Glucose-6-phosphatase converts Glc-6-P to glucose and phosphate (ATP is not formed!). So it is not a reverse reaction (see the first reaction of glycolysis ). Furthermore, the entire process takes place in the endoplasmic reticulum (separate from glycolysis, which takes place in the cytosol), and only in the liver, kidney, and enterocytes of the small intestine. Other organs in the body are therefore not able to create glucose in this way.
Pharmacology Notes[edit | edit source]
Semecarpus anacardium Semecarpus anacardium , originally from India, affects the effectiveness of some enzymes and thus leads to an improvement in the course of diabetes (from research on rats with induced diabetes).
Links[edit | edit source]
Related Articles[edit | edit source]
References[edit | edit source]
- ŠVÍGLEROVA, Jitka. Gluconeogenesis [online]. Last revision 2/18/2009, [cit. 2010-12-25]. < https://web.archive.org/web/20160416225129/http://wiki.lfp-studium.cz/index.php/Gluconeogeneze >.
- ↑ DUŠKA, František. Biochemistry in context, part 1 - basics of energy metabolism. 1st edition. Prague: Karolinum, 2006. ISBN 80-246-1116-3 .
[edit | edit source]
References[edit | edit source]
- MATOUŠ, Bohuslav, et al. Basics of medical chemistry and biochemistry. 2010 edition. Prague: Galen, 2010. 0 pp. ISBN 978-80-7262-702-8 .
- DUŠKA, František. Biochemistry in context, part 1 - basics of energy metabolism. 1st edition. Prague: Karolinum, 2006. ISBN 80-246-1116-3 .
- MURRAY, Robert K.. Harper's Biochemistry. 2nd edition. Jinočany: H&H, 1998. ISBN 80-7319-013-3 .
- EZAKI, Junji, Naomi MATSUMOTO, and Mitsue TAKEDA-EZAKI, et al. Liver autophagy contributes to the maintenance of blood glucose and amino acid levels.
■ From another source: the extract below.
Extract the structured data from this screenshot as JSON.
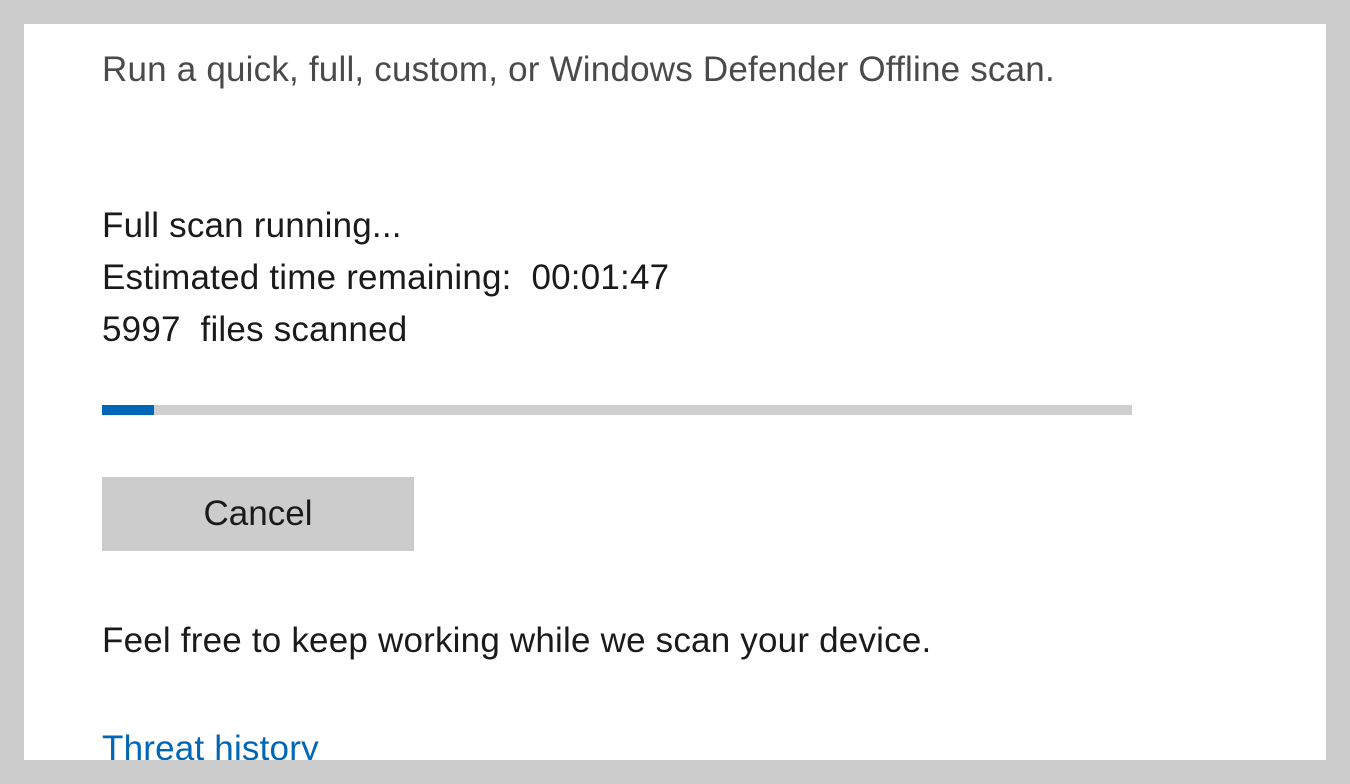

Autophagy [online] . 2011, vol. 7, no. 7, pp. -, also available from < https://www.ncbi.nlm.nih.gov/pubmed/21471734 >. ISSN 1554-8627 (print), 1554-8635.
- ASEERVATHAM, Jaya, Shanthi PALANIVELU, and Sachdanandam PANCHANADHAM. Semecarpus anacardium (Bhallataka) Alters the Glucose Metabolism and Energy Production in Diabetic Rats. Evid Based Complement Alternative Med [online] . 2011, vol 2011, pp -, also available from < https://www.ncbi.nlm.nih.gov/pmc/articles/PMC2949585/?tool=pubmed >. ISSN 1741-427X (print), 1741-4288.